Random cutting down of trees for firewood in and around Tanguar Haor, the 100km wetland in Sunamganj, is slowly destroying its ecosystem.
The area was declared a Ramsar Site, a wetland site designated of international importance under the Ramsar Convention, on January 20, 2000. Tanguar Haor is the second natural wildlife habitat in Bangladesh to be declared a Ramsar Site; the first is the Sundarbans.
The haor has also been declared an Ecologically Critical Area by the government in 1999 and it was to be protected by a committee, formed in 2003 by the district administration.
But over the years, the committee has apparently failed to protect the haor. Locals fish there and hunt birds without any permits and the place is flooded with tourists throughout the year.
However, indiscriminate cutting down of trees in the area has caused the most damage, environmentalists said.
During a recent visit to the haor, this correspondent found that a huge number of trees had been cut down from the reserved areas, even from those adjacent to the watch towers built to protect the haor.
According to the administration and environment conservation sites, there are a good number of rare trees in the swamp forest. Hijol (Barringtonia acutangula) and Charach (Pongammia pinnata) are the main plants of the wetland which have little value as timber but are used as firewood.
Shofiqul Alam, convenor of Sunamganj Paribesh Andolon, said locals cut down trees for firewood but the authorities have never been able to control it.
He claimed that the International Union for Conservation of Nature (IUCN) has worked for years here alongside the district administration to develop co-management of the haor to protect the wetland but have failed to do anything and the indiscriminate tree cutting has increased over the years.
Trees are important for the wetland as they are the source of food and shelter for birds. The natural beauty of the haor is also dependent on trees.
Environmentalists of Sylhet and Sunamganj have been demanding effective protection for the haor for years.

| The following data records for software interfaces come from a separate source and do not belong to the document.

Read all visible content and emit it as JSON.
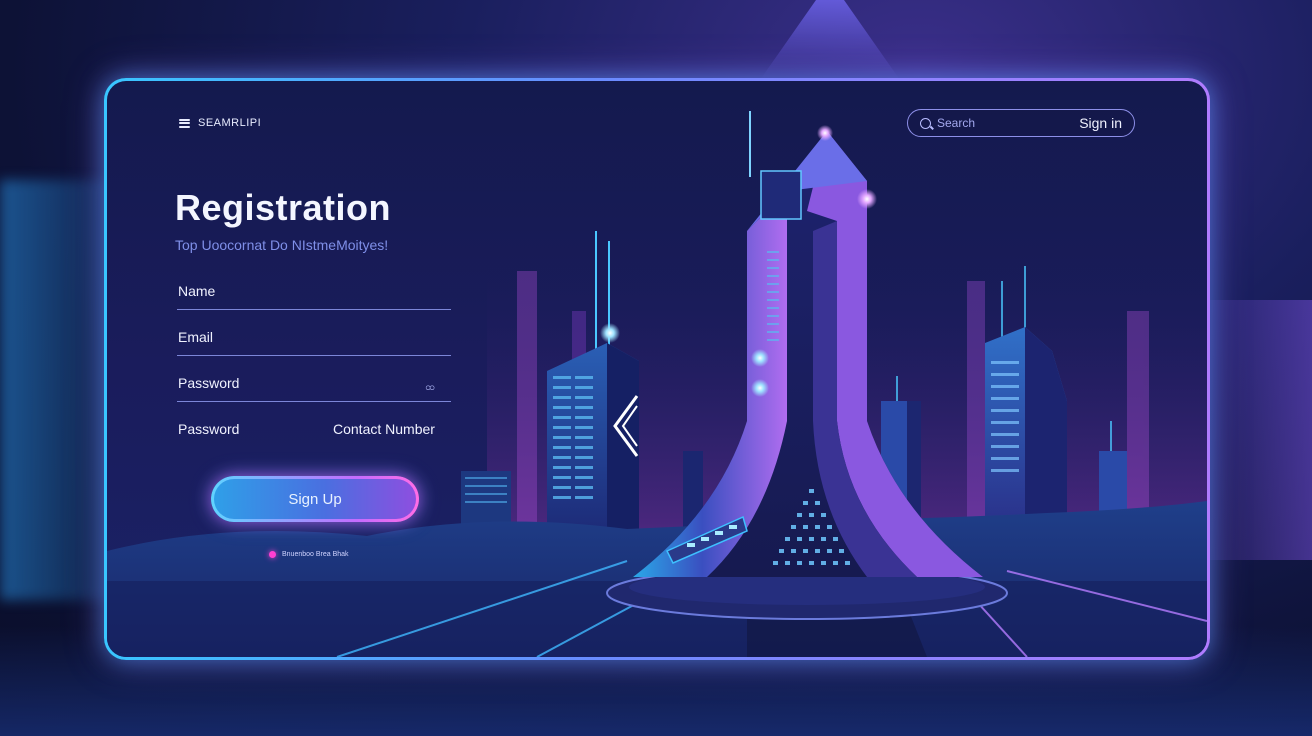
{
  "header": {
    "brand": "SEAMRLIPI",
    "search_placeholder": "Search",
    "signin_label": "Sign in"
  },
  "form": {
    "title": "Registration",
    "subtitle": "Top Uoocornat Do NIstmeMoityes!",
    "fields": {
      "name_label": "Name",
      "email_label": "Email",
      "password_label": "Password",
      "password_toggle": "ထ",
      "password2_label": "Password",
      "contact_label": "Contact Number"
    },
    "signup_label": "Sign Up",
    "footnote": "Bnuenboo Brea Bhak"
  },
  "colors": {
    "accent_cyan": "#39c6ff",
    "accent_purple": "#b07cff",
    "accent_magenta": "#ff3fd2",
    "panel_bg": "#161b56"
  }
}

According to the district administration there are only 10 policemen, 24 Ansar men and a magistrate assigned to protect the haor that stretches over 100km.
When contacted, Deputy Commissioner Sheikh Rafiqul Islam said they were not aware of the rampant tree cutting in the area and that they would take action soon.
He said, “We have a few law enforcers protecting the large wetland and because of that many locals get away with cutting trees and other such activities. We will take action after visiting the spot.”